* **Work instruction**
Please count the lines with the word "Configuration" in the material below, then state the number by itself.

((

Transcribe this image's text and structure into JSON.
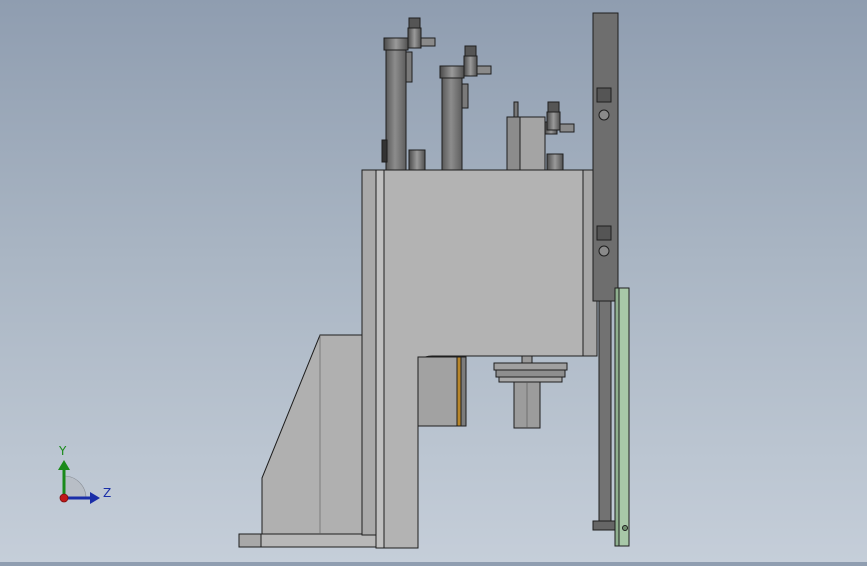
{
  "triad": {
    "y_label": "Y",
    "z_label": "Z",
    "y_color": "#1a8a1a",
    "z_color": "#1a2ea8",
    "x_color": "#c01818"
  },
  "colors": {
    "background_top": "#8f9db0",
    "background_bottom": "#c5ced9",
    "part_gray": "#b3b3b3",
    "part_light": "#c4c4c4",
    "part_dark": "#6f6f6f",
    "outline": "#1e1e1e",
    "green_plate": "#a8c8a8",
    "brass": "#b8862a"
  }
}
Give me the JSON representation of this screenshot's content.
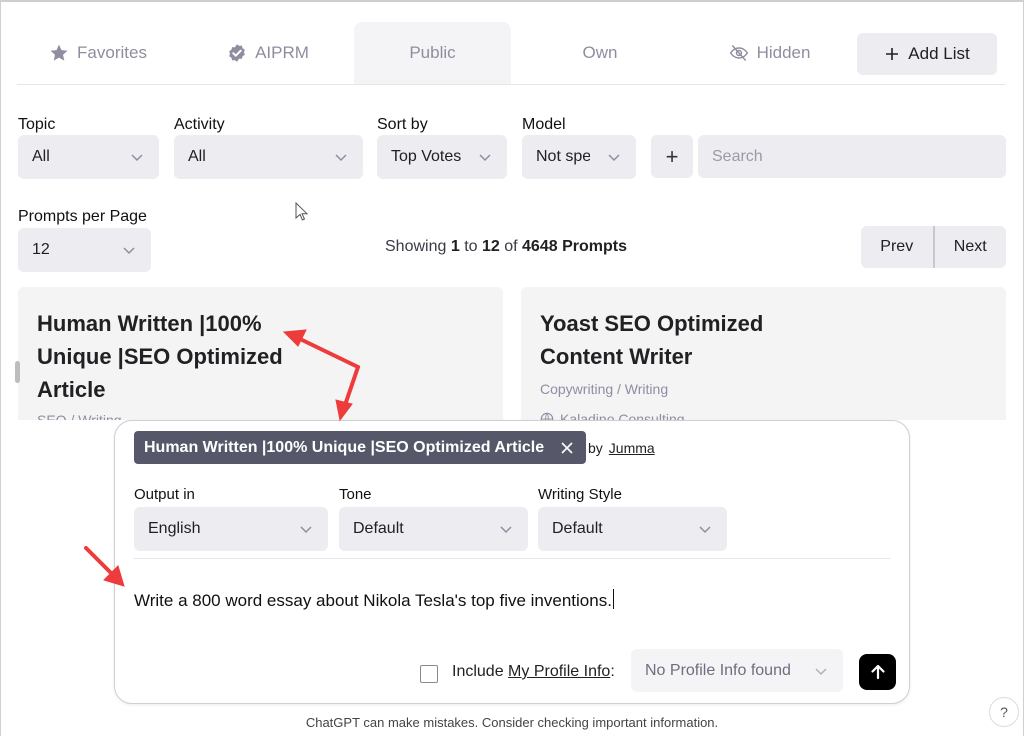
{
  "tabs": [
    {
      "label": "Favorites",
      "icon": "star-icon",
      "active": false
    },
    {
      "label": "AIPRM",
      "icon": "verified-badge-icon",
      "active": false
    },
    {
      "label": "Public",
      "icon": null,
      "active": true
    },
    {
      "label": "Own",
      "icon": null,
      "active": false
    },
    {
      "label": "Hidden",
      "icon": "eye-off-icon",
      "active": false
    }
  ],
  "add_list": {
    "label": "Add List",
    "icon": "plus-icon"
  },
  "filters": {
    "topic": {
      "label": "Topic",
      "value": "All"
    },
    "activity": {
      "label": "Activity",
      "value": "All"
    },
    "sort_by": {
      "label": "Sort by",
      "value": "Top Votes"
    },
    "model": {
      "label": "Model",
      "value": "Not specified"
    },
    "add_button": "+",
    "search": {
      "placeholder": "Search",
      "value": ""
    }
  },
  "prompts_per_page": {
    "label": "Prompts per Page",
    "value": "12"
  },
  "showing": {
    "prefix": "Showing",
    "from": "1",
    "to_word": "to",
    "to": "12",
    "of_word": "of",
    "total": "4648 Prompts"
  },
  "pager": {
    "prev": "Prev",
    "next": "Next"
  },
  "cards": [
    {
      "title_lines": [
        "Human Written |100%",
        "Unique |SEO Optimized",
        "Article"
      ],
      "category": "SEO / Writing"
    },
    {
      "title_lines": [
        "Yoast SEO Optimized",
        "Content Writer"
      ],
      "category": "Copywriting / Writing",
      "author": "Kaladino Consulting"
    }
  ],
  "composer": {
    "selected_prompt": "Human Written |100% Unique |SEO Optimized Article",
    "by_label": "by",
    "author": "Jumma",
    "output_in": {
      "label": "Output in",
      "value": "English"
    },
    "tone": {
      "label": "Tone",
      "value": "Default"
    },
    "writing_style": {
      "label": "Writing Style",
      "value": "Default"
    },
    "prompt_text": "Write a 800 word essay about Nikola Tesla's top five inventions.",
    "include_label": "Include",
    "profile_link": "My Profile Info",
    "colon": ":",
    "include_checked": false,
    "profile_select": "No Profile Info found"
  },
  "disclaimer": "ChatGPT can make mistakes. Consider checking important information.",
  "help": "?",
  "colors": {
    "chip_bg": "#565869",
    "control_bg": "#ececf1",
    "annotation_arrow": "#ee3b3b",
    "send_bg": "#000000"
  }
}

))
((

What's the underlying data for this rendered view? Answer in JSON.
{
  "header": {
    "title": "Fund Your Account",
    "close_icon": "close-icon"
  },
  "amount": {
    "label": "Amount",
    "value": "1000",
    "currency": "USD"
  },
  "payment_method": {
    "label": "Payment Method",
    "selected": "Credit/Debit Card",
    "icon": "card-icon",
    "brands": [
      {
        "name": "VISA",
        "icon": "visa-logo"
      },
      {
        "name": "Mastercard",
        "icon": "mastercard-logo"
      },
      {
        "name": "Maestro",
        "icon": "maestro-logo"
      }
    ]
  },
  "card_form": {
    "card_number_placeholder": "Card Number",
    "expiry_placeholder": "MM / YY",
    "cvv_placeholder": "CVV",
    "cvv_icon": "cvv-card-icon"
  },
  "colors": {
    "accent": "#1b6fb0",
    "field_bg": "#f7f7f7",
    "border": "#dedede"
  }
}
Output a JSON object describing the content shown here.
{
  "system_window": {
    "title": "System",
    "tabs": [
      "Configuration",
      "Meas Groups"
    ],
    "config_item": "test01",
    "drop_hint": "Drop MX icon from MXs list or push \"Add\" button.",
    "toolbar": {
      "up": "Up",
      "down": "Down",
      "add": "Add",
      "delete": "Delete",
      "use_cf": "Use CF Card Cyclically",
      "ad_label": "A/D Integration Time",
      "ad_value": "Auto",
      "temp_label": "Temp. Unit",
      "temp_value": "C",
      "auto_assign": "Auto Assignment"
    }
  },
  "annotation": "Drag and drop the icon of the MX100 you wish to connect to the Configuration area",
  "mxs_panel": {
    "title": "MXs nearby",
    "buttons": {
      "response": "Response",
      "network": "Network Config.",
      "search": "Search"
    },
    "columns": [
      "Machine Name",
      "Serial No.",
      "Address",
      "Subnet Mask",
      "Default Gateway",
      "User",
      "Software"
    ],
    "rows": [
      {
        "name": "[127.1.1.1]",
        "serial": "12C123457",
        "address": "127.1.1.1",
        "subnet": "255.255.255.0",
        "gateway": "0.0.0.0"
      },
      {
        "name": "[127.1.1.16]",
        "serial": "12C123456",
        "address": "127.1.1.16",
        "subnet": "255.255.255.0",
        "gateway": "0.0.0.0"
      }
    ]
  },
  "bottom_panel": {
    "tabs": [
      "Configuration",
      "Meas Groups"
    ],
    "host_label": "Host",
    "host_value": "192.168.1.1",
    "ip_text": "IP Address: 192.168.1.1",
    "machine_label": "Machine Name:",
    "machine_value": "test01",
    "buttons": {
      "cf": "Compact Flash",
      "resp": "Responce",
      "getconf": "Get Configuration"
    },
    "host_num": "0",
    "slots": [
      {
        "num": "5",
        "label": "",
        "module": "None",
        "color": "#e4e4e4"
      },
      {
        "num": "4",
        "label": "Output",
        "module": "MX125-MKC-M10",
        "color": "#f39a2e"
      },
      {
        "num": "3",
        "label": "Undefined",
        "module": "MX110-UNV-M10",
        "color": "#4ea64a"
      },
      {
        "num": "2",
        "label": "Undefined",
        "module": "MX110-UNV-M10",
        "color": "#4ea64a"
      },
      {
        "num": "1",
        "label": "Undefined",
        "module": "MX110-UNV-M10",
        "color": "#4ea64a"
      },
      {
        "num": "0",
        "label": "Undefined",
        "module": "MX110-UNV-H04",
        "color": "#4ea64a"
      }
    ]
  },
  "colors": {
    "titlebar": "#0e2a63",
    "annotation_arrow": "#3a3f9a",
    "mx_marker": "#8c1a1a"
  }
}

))

* **Answer to this task**
4